● Directions
Read the records below and copy each line that contains "name".

● Element data from apps and pages
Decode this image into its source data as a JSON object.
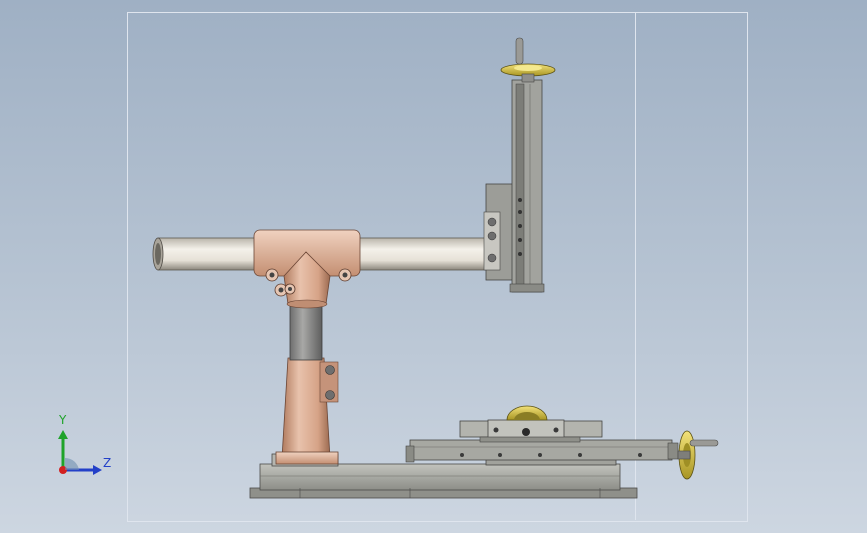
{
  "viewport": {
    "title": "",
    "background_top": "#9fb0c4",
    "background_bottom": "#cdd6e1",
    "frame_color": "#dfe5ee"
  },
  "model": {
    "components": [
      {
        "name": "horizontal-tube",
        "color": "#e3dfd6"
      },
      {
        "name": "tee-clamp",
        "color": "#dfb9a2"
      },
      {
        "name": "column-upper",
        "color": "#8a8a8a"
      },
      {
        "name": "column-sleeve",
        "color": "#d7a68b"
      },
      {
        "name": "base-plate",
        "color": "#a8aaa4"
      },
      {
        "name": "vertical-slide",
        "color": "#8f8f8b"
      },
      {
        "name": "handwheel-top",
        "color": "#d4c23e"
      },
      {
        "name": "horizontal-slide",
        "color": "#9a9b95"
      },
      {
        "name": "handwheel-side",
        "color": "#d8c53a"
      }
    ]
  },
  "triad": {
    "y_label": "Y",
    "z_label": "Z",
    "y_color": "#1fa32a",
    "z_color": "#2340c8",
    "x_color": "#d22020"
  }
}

● Answer below
        "name": "horizontal-tube",
        "name": "tee-clamp",
        "name": "column-upper",
        "name": "column-sleeve",
        "name": "base-plate",
        "name": "vertical-slide",
        "name": "handwheel-top",
        "name": "horizontal-slide",
        "name": "handwheel-side",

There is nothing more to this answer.